    The first to find a refuge in Kumaon and thus become its maiden dwellers were the Kol -an ethnic group of Munda origin. Scholars believe that their migration was consequent upon the defeat inflicted by the Dravidians of the Sindhu valley. The Mongoloid Kiratas coming from northwest vanquished Kol and in turn were forced to flee to remote highlands and the Tarai Bhabar where they absorbed the Kols fully.

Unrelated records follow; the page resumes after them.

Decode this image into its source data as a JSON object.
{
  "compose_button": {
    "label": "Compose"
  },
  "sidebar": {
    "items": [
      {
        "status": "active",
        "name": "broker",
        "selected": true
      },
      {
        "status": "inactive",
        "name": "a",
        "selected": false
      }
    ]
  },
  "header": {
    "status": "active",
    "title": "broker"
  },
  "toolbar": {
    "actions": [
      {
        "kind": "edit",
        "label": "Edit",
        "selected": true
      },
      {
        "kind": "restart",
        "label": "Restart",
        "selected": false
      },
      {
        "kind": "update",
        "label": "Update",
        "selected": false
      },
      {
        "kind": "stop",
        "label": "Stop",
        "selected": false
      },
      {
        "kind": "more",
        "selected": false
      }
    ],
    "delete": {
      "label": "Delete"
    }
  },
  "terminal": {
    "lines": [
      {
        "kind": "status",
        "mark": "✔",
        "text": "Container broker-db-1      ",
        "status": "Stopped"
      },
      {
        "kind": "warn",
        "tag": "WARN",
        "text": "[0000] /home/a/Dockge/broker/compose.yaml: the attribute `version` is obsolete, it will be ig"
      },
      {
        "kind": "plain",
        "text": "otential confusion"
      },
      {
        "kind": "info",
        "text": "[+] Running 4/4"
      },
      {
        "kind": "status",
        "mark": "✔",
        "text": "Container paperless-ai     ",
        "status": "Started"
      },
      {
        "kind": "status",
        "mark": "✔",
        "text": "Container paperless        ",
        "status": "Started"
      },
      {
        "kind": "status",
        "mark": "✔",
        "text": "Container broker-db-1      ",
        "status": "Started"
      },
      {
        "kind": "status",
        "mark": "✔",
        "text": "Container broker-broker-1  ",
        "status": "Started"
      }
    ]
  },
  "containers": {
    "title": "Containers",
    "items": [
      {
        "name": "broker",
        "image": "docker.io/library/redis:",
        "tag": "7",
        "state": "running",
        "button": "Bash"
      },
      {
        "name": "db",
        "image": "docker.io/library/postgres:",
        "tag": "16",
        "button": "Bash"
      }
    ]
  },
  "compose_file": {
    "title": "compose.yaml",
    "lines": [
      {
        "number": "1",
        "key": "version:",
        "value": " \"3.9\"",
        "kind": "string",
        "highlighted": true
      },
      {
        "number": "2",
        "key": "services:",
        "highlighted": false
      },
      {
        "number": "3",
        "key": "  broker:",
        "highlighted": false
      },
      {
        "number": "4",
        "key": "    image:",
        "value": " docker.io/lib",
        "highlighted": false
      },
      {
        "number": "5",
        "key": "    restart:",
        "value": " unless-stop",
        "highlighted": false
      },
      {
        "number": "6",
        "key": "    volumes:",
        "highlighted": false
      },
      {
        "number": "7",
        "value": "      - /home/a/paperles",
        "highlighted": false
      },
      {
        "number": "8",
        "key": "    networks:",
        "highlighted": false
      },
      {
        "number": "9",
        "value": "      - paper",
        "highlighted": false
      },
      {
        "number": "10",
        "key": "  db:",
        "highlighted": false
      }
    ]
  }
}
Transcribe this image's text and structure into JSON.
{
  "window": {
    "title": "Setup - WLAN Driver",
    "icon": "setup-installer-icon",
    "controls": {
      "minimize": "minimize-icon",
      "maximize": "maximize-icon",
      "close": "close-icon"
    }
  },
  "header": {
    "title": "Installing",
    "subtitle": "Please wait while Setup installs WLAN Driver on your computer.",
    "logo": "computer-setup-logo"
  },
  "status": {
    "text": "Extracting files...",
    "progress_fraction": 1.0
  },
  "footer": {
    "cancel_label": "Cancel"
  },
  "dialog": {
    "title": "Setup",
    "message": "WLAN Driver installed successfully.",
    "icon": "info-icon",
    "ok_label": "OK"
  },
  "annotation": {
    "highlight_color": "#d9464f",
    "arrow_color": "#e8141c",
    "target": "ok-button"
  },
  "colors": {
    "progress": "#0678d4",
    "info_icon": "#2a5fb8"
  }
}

    Traces of Munda dialect spoken by Kols still survive in names of rivers, streams and villages in the Kuamon hills. Walking down the corridor of time the representatives of the ancient Kol occupied the lowest rung in the hierarchical status in Kumaoni society while the Jauharies, Darmis, Byansis etc of the border region, the Vanrajis of Askot, Lool Routs of Lohagahat and the Tharus and Boxas of the Tarai region were identified as the representatives of the Kiratas.
    Passing through the hazy corridors of pre and proto historic times- the vestiges of which still lie preserved in the forms of painted rock shelters, megaliths, cup-marks etc all over - the Kumaon hills start surfacing as a geographical expression around 6th century AD. From among the plurality of micro-cultures and societies sheltered across the Himalayan region sine the time immemorial an ethnic group called kunindas were probably the first to assert themselves as the rulers of much of the area corresponding to modern Kumaon.    
    Around 6th century AD another house, known to the history by the name of katyuries, succeeded them. Yuan-chwang (Huen-tsang) the celebrated Chinese traveller of 7th century AD while visiting parts of Kumaon also came across a certain 'female kingdom'. It appears that despite the consolidating forces ever on rise the multiplicity of small principalities under the lords of different ethnic groups also kept holding its sway for long.

    The Chequred history of Katyuri dynasty, spoken about at length in Jagars, which are long ballad poems sung during the traditional rituals of spirit possession séance, starts getting overlapped around 8th century AD by yet another regional power called chandas. By 13th and 14th century AD they are seen as an imperial power in offing, holding a sway even in the foothill regions from the most ancient Himalayan settlement of Champawat. Later (by 16th cent.AD) they shifted the centre of power from Chapmawat to Almora -a small fortified settlement which in the successive centuries was destined to grow as the capital city of Kumaon. Before passing into the hands of British, finally in the year 1815, the kingdom of Kumaon also saw a brief interlude (from 1790 to 1815) of gross tyranny and oppression under the Gurkhas of adjoining Nepal.

    While the vicissitude of history was thus busy enriching the land in terms of heritage, art, culture and traditions the munificence of nature had already bestowed it with the best of her designs.